Prediction of Pollutant Concentration Variation Inside a Turbulent Dispersing Plume Using PDF and Gaussian Models 2002-01-0654
In order to evaluate the impact of emission of pollutants on the environment, it has become increasingly important that the dispersion of pollutants be predicted accurately. Recently, USEPA has proposed stringent guidelines for regulating the diesel exhaust emissions, specifically, NOx, COx, SOx, and particulate matter (PM) due to green house effect, and ozone depletion. Modeling pollutant transport in the atmospheric environment is complicated by the fact that there are many turbulent mixing time scales and spatial scales present which directly influence the dispersion of the plume. The traditional approach to predicting pollutant dispersion in the atmosphere is the use of Gaussian plume models. The Gaussian models are based on a steady state assumption, and they require the flow to be in a homogeneous and stationary turbulence state. The dispersion correlations in these models need to be modified for applications where inhomogeneous effects, for example dissipating turbulent eddies near the physical obstacles are present. The current research is focused on predicting such dispersion correlations from the detailed fundamental computational fluid dynamics (CFD) solution of the equations of conservation of mass, momentum and energy. The CFD model is modified in the current study to truly reflect actual conditions experienced by vehicles, and hence it is useful in predicting dispersion of emissions accurately. Commercially available CFD software was applied on a heavy duty truck's plume operating inside a wind tunnel to solve the species concentration using a probability density function (PDF) mixture fraction formulation.

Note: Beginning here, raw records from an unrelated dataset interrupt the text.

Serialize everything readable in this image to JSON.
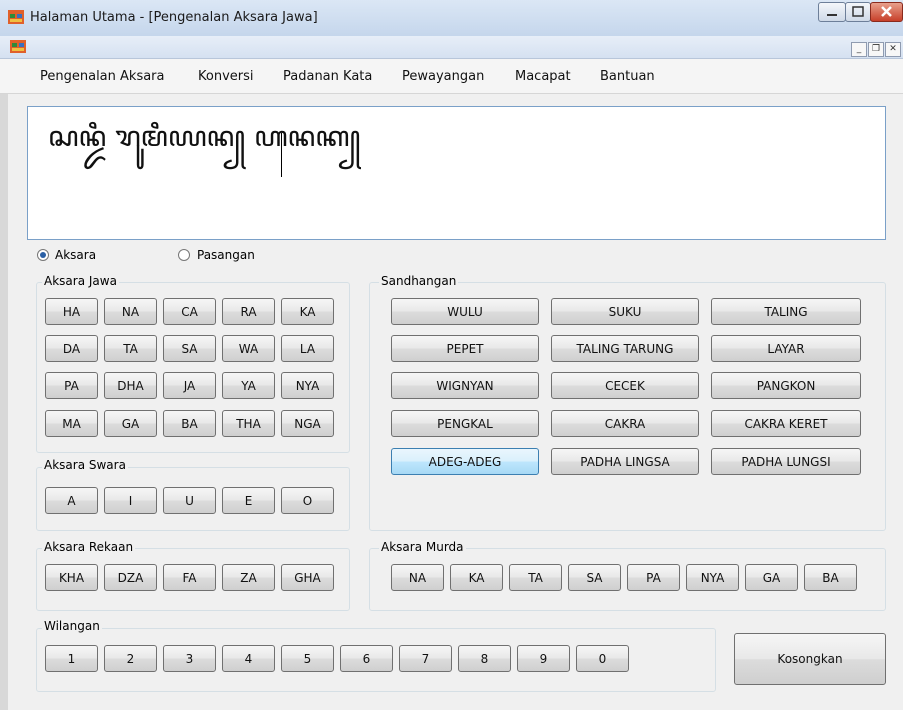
{
  "window": {
    "title": "Halaman Utama - [Pengenalan Aksara Jawa]"
  },
  "menu": [
    "Pengenalan Aksara",
    "Konversi",
    "Padanan Kata",
    "Pewayangan",
    "Macapat",
    "Bantuan"
  ],
  "mdi_controls": {
    "minimize": "_",
    "restore": "❐",
    "close": "✕"
  },
  "textbox": {
    "value": "ꦱꦤ꧀ꦢꦶ ꦫꦸꦩꦶꦪꦤ꧀ ꦲꦤꦏ꧀"
  },
  "mode": {
    "aksara": "Aksara",
    "pasangan": "Pasangan",
    "selected": "Aksara"
  },
  "groups": {
    "aksara_jawa": {
      "label": "Aksara Jawa",
      "buttons": [
        "HA",
        "NA",
        "CA",
        "RA",
        "KA",
        "DA",
        "TA",
        "SA",
        "WA",
        "LA",
        "PA",
        "DHA",
        "JA",
        "YA",
        "NYA",
        "MA",
        "GA",
        "BA",
        "THA",
        "NGA"
      ]
    },
    "sandhangan": {
      "label": "Sandhangan",
      "buttons": [
        "WULU",
        "SUKU",
        "TALING",
        "PEPET",
        "TALING TARUNG",
        "LAYAR",
        "WIGNYAN",
        "CECEK",
        "PANGKON",
        "PENGKAL",
        "CAKRA",
        "CAKRA KERET",
        "ADEG-ADEG",
        "PADHA LINGSA",
        "PADHA LUNGSI"
      ],
      "highlighted": "ADEG-ADEG"
    },
    "aksara_swara": {
      "label": "Aksara Swara",
      "buttons": [
        "A",
        "I",
        "U",
        "E",
        "O"
      ]
    },
    "aksara_rekaan": {
      "label": "Aksara Rekaan",
      "buttons": [
        "KHA",
        "DZA",
        "FA",
        "ZA",
        "GHA"
      ]
    },
    "aksara_murda": {
      "label": "Aksara Murda",
      "buttons": [
        "NA",
        "KA",
        "TA",
        "SA",
        "PA",
        "NYA",
        "GA",
        "BA"
      ]
    },
    "wilangan": {
      "label": "Wilangan",
      "buttons": [
        "1",
        "2",
        "3",
        "4",
        "5",
        "6",
        "7",
        "8",
        "9",
        "0"
      ]
    }
  },
  "clear_button": "Kosongkan",
  "colors": {
    "accent": "#3c7fb1",
    "titlebar": "#c5d6ec",
    "close": "#c7402a"
  }
}
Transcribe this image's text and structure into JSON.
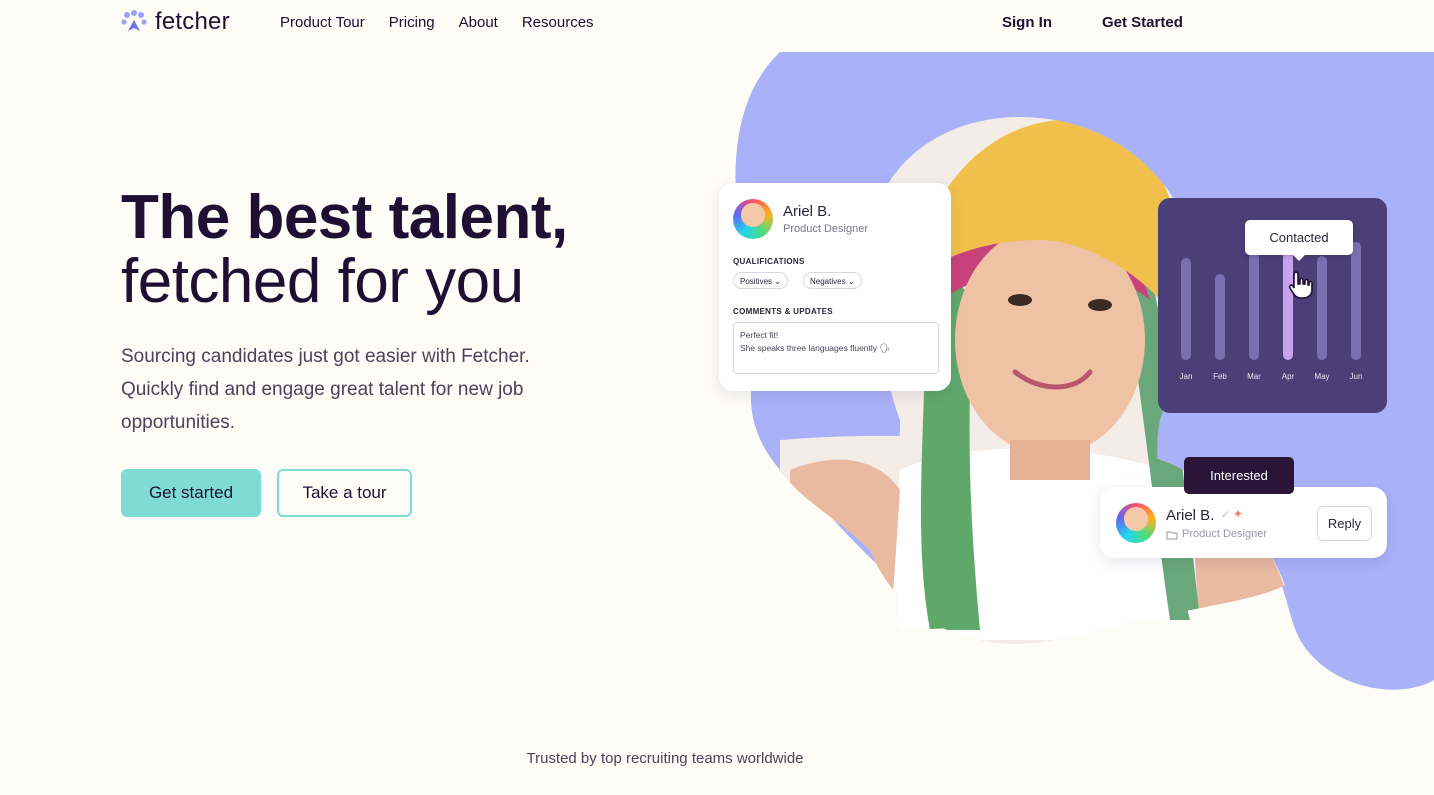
{
  "nav": {
    "logo_text": "fetcher",
    "links": [
      "Product Tour",
      "Pricing",
      "About",
      "Resources"
    ],
    "sign_in": "Sign In",
    "get_started": "Get Started"
  },
  "hero": {
    "title_line1": "The best talent,",
    "title_line2": "fetched for you",
    "subtitle": "Sourcing candidates just got easier with Fetcher. Quickly find and engage great talent for new job opportunities.",
    "primary_cta": "Get started",
    "secondary_cta": "Take a tour"
  },
  "profile_card": {
    "name": "Ariel B.",
    "role": "Product Designer",
    "qualifications_label": "QUALIFICATIONS",
    "chips": [
      "Positives",
      "Negatives"
    ],
    "comments_label": "COMMENTS & UPDATES",
    "comment_line1": "Perfect fit!",
    "comment_line2": "She speaks three languages fluently 🗣"
  },
  "activity_chart": {
    "tooltip": "Contacted",
    "months": [
      "Jan",
      "Feb",
      "Mar",
      "Apr",
      "May",
      "Jun"
    ],
    "highlighted": "Apr"
  },
  "reply_card": {
    "status": "Interested",
    "name": "Ariel B.",
    "role": "Product Designer",
    "reply_label": "Reply"
  },
  "footer_note": "Trusted by top recruiting teams worldwide",
  "colors": {
    "accent": "#7fdcd5",
    "blob": "#a9b1f8",
    "chart_bg": "#4b3f77",
    "dark": "#1f1033"
  }
}
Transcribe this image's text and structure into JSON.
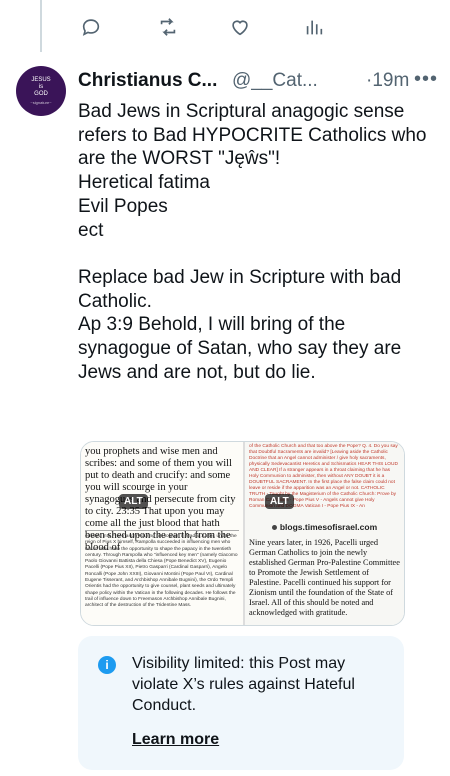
{
  "top_actions": [
    {
      "icon": "reply-icon"
    },
    {
      "icon": "repost-icon"
    },
    {
      "icon": "like-icon"
    },
    {
      "icon": "analytics-icon"
    }
  ],
  "avatar": {
    "line1": "JESUS",
    "line2": "is",
    "line3": "GOD",
    "signature": "~signature~"
  },
  "post": {
    "display_name": "Christianus C...",
    "handle": "@__Cat...",
    "time": "·19m",
    "more": "•••",
    "paragraphs": [
      "Bad Jews in Scriptural anagogic sense refers to Bad HYPOCRITE Catholics who are the WORST \"Jęŵs\"!",
      "Heretical fatima",
      "Evil Popes",
      "ect",
      "",
      "Replace bad Jew in Scripture with bad Catholic.",
      "Ap 3:9 Behold, I will bring of the synagogue of Satan, who say they are Jews and are not, but do lie."
    ]
  },
  "media": {
    "left_scripture": "you prophets and wise men and scribes: and some of them you will put to death and crucify: and some you will scourge in your synagogues and persecute from city to city. 23:35 That upon you may come all the just blood that hath been shed upon the earth, from the blood of",
    "left_article": "enlisted into Freemasonry during his sojourn in Madrid. Later, under the reign of Pius X himself, Rampolla succeeded in influencing men who would later have the opportunity to shape the papacy in the twentieth century. Through Rampolla who \"influenced key men\" (namely Giacomo Paolo Giovanni Battista della Chiesa (Pope Benedict XV), Eugenio Pacelli (Pope Pius XII), Pietro Gasparri (Cardinal Gasparri), Angelo Roncalli (Pope John XXIII), Giovanni Montini (Pope Paul VI), Cardinal Eugene Tisserant, and Archbishop Annibale Bugnini), the Ordo Templi Orientis had the opportunity to give counsel, plant seeds and ultimately shape policy within the Vatican in the following decades. He follows the trail of influence down to Freemason Archbishop Annibale Bugnini, architect of the destruction of the Tridentine Mass.",
    "right_top": "of the Catholic Church and that too above the Pope? Q. 4. Do you say that Doubtful Sacraments are invalid? [Leaving aside the Catholic Doctrine that an Angel cannot administer / give holy sacraments, physically Sedevacantist Heretics and Schismatics HEAR THIS LOUD AND CLEAR] If a stranger appears in a throat claiming that he has Holy Communion to administer, then without ANY DOUBT it is a DOUBTFUL SACRAMENT. In the first place the false claim could not leave or reside if the apparition was an Angel or not. CATHOLIC TRUTH - Taught by the Magisterium of the Catholic Church: Prove by Roman Catechism - Pope Pius V - Angels cannot give Holy Communion and DOGMA Vatican I - Pope Pius IX - An",
    "blog_label": "blogs.timesofisrael.com",
    "right_article": "Nine years later, in 1926, Pacelli urged German Catholics to join the newly established German Pro-Palestine Committee to Promote the Jewish Settlement of Palestine. Pacelli continued his support for Zionism until the foundation of the State of Israel. All of this should be noted and acknowledged with gratitude.",
    "alt_badge": "ALT"
  },
  "notice": {
    "icon": "info-icon",
    "text": "Visibility limited: this Post may violate X’s rules against Hateful Conduct.",
    "link": "Learn more"
  },
  "colors": {
    "accent": "#1d9bf0",
    "muted": "#536471",
    "notice_bg": "#f0f7fc",
    "avatar_bg": "#3a1458"
  }
}
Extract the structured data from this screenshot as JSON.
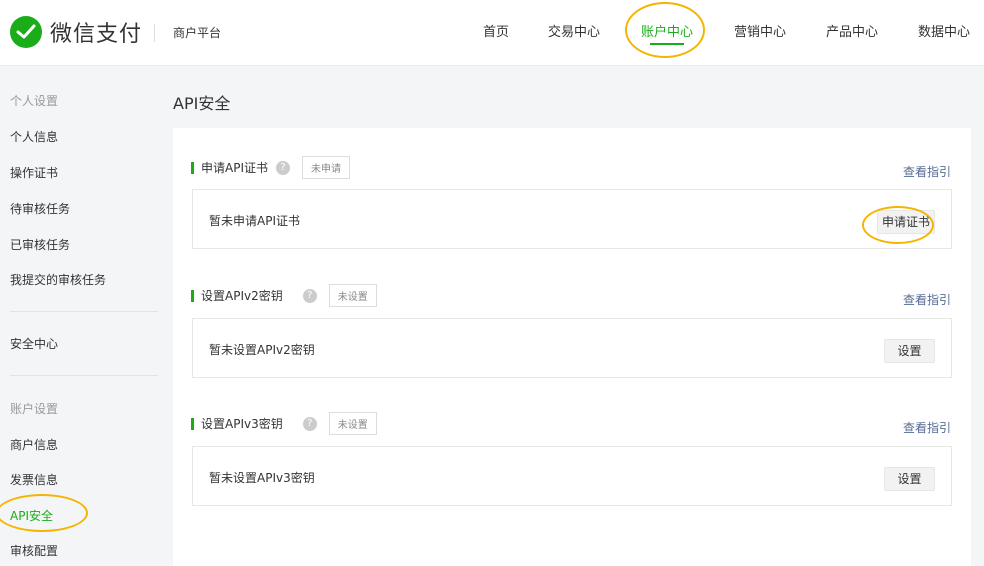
{
  "header": {
    "brand": "微信支付",
    "platform": "商户平台",
    "nav": [
      {
        "label": "首页"
      },
      {
        "label": "交易中心"
      },
      {
        "label": "账户中心"
      },
      {
        "label": "营销中心"
      },
      {
        "label": "产品中心"
      },
      {
        "label": "数据中心"
      }
    ]
  },
  "sidebar": {
    "groups": [
      {
        "title": "个人设置",
        "items": [
          "个人信息",
          "操作证书",
          "待审核任务",
          "已审核任务",
          "我提交的审核任务"
        ]
      },
      {
        "title": "",
        "items": [
          "安全中心"
        ]
      },
      {
        "title": "账户设置",
        "items": [
          "商户信息",
          "发票信息",
          "API安全",
          "审核配置"
        ]
      }
    ]
  },
  "main": {
    "title": "API安全",
    "sections": [
      {
        "title": "申请API证书",
        "badge": "未申请",
        "guide": "查看指引",
        "message": "暂未申请API证书",
        "action": "申请证书"
      },
      {
        "title": "设置APIv2密钥",
        "badge": "未设置",
        "guide": "查看指引",
        "message": "暂未设置APIv2密钥",
        "action": "设置"
      },
      {
        "title": "设置APIv3密钥",
        "badge": "未设置",
        "guide": "查看指引",
        "message": "暂未设置APIv3密钥",
        "action": "设置"
      }
    ]
  },
  "colors": {
    "brand_green": "#1aad19",
    "link_blue": "#576b95",
    "highlight": "#f5b400"
  },
  "icons": {
    "logo": "wechat-pay-check-icon",
    "help": "question-mark-icon"
  }
}
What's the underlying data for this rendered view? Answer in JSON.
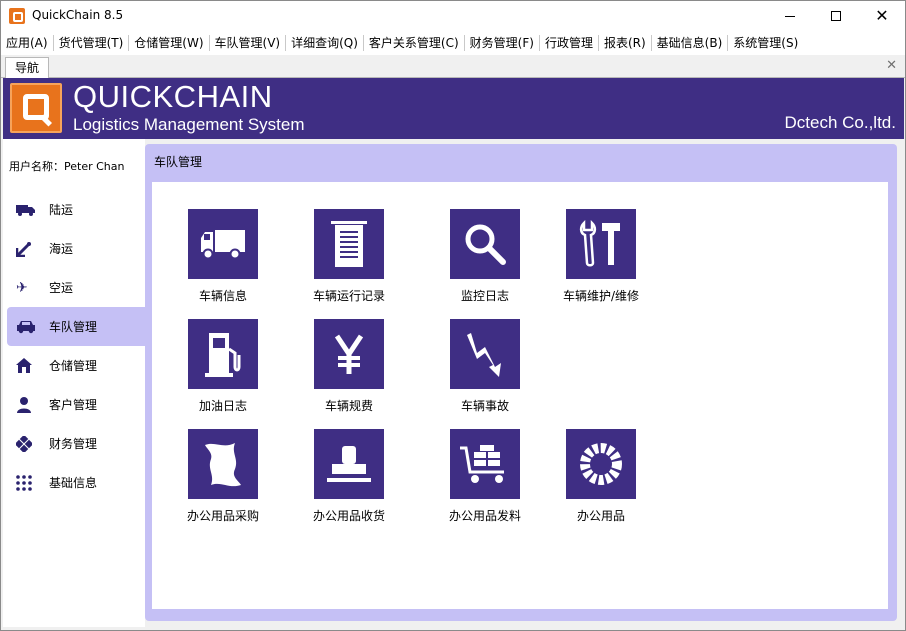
{
  "window": {
    "title": "QuickChain 8.5"
  },
  "menu": [
    "应用(A)",
    "货代管理(T)",
    "仓储管理(W)",
    "车队管理(V)",
    "详细查询(Q)",
    "客户关系管理(C)",
    "财务管理(F)",
    "行政管理",
    "报表(R)",
    "基础信息(B)",
    "系统管理(S)"
  ],
  "tabs": {
    "active": "导航"
  },
  "banner": {
    "brand": "QUICKCHAIN",
    "subtitle": "Logistics Management System",
    "company": "Dctech Co.,ltd."
  },
  "sidebar": {
    "user": "用户名称：Peter Chan",
    "items": [
      {
        "label": "陆运",
        "icon": "truck-icon"
      },
      {
        "label": "海运",
        "icon": "anchor-icon"
      },
      {
        "label": "空运",
        "icon": "airplane-icon"
      },
      {
        "label": "车队管理",
        "icon": "car-icon",
        "active": true
      },
      {
        "label": "仓储管理",
        "icon": "warehouse-icon"
      },
      {
        "label": "客户管理",
        "icon": "person-icon"
      },
      {
        "label": "财务管理",
        "icon": "diamond-icon"
      },
      {
        "label": "基础信息",
        "icon": "grid-dots-icon"
      }
    ]
  },
  "panel": {
    "title": "车队管理",
    "tiles": [
      {
        "label": "车辆信息",
        "icon": "truck-icon"
      },
      {
        "label": "车辆运行记录",
        "icon": "log-sheet-icon"
      },
      {
        "label": "监控日志",
        "icon": "magnifier-icon"
      },
      {
        "label": "车辆维护/维修",
        "icon": "tools-icon"
      },
      {
        "label": "加油日志",
        "icon": "fuel-pump-icon"
      },
      {
        "label": "车辆规费",
        "icon": "yen-icon"
      },
      {
        "label": "车辆事故",
        "icon": "lightning-icon"
      },
      {
        "label": "办公用品采购",
        "icon": "paper-icon"
      },
      {
        "label": "办公用品收货",
        "icon": "stamp-icon"
      },
      {
        "label": "办公用品发料",
        "icon": "cart-icon"
      },
      {
        "label": "办公用品",
        "icon": "gear-ring-icon"
      }
    ]
  },
  "colors": {
    "accent": "#3f2e84",
    "panel": "#c5c0f5",
    "logo": "#e8731c"
  }
}
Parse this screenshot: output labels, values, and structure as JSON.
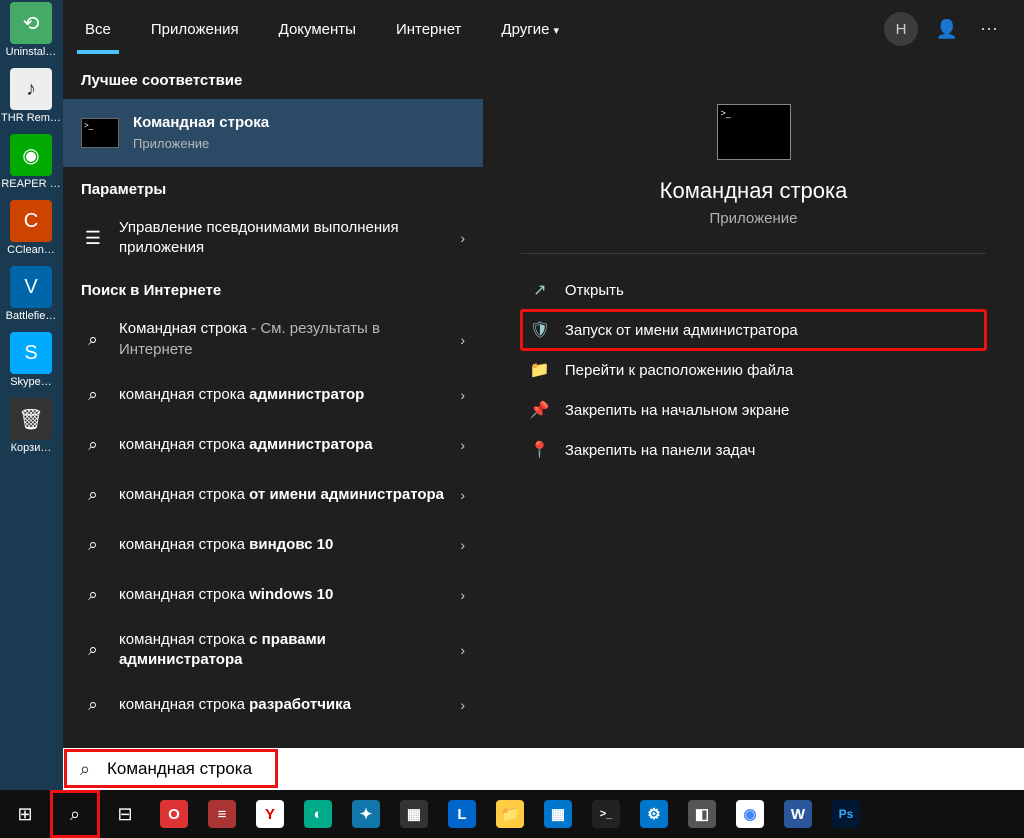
{
  "desktop": {
    "items": [
      {
        "label": "Uninstal…",
        "color": "#4a6"
      },
      {
        "label": "THR Rem…",
        "color": "#eee"
      },
      {
        "label": "REAPER …",
        "color": "#0a0"
      },
      {
        "label": "CClean…",
        "color": "#c40"
      },
      {
        "label": "Battlefie…",
        "color": "#06a"
      },
      {
        "label": "Skype…",
        "color": "#0af"
      },
      {
        "label": "Корзи…",
        "color": "#333"
      }
    ]
  },
  "tabs": {
    "items": [
      "Все",
      "Приложения",
      "Документы",
      "Интернет",
      "Другие"
    ],
    "avatar": "Н"
  },
  "sections": {
    "best": "Лучшее соответствие",
    "params": "Параметры",
    "web": "Поиск в Интернете"
  },
  "best_match": {
    "title": "Командная строка",
    "subtitle": "Приложение"
  },
  "params_items": [
    {
      "title": "Управление псевдонимами выполнения приложения"
    }
  ],
  "web_items": [
    {
      "prefix": "Командная строка",
      "suffix": " - См. результаты в Интернете",
      "bold": ""
    },
    {
      "prefix": "командная строка ",
      "bold": "администратор"
    },
    {
      "prefix": "командная строка ",
      "bold": "администратора"
    },
    {
      "prefix": "командная строка ",
      "bold": "от имени администратора"
    },
    {
      "prefix": "командная строка ",
      "bold": "виндовс 10"
    },
    {
      "prefix": "командная строка ",
      "bold": "windows 10"
    },
    {
      "prefix": "командная строка ",
      "bold": "с правами администратора"
    },
    {
      "prefix": "командная строка ",
      "bold": "разработчика"
    }
  ],
  "preview": {
    "title": "Командная строка",
    "subtitle": "Приложение",
    "actions": [
      {
        "icon": "↗",
        "label": "Открыть"
      },
      {
        "icon": "🛡",
        "label": "Запуск от имени администратора",
        "highlight": true
      },
      {
        "icon": "📁",
        "label": "Перейти к расположению файла"
      },
      {
        "icon": "📌",
        "label": "Закрепить на начальном экране"
      },
      {
        "icon": "📍",
        "label": "Закрепить на панели задач"
      }
    ]
  },
  "search": {
    "value": "Командная строка"
  },
  "taskbar": {
    "apps": [
      {
        "name": "opera",
        "bg": "#d33",
        "txt": "O"
      },
      {
        "name": "app1",
        "bg": "#a33",
        "txt": "≡"
      },
      {
        "name": "yandex",
        "bg": "#fff",
        "txt": "Y",
        "fg": "#d00"
      },
      {
        "name": "browser",
        "bg": "#0a8",
        "txt": "◐"
      },
      {
        "name": "app2",
        "bg": "#17a",
        "txt": "✦"
      },
      {
        "name": "app3",
        "bg": "#333",
        "txt": "▦"
      },
      {
        "name": "app4",
        "bg": "#06c",
        "txt": "L"
      },
      {
        "name": "explorer",
        "bg": "#fc4",
        "txt": "📁"
      },
      {
        "name": "calc",
        "bg": "#07c",
        "txt": "▦"
      },
      {
        "name": "terminal",
        "bg": "#222",
        "txt": ">_"
      },
      {
        "name": "settings",
        "bg": "#07c",
        "txt": "⚙"
      },
      {
        "name": "app5",
        "bg": "#555",
        "txt": "◧"
      },
      {
        "name": "chrome",
        "bg": "#fff",
        "txt": "◉",
        "fg": "#4285f4"
      },
      {
        "name": "word",
        "bg": "#2b579a",
        "txt": "W"
      },
      {
        "name": "photoshop",
        "bg": "#001833",
        "txt": "Ps",
        "fg": "#31a8ff"
      }
    ]
  }
}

An excellent agreement with experimental data on CO2 concentrations in a turbulent plume was observed by using the PDF formulation and the modified Gaussian model.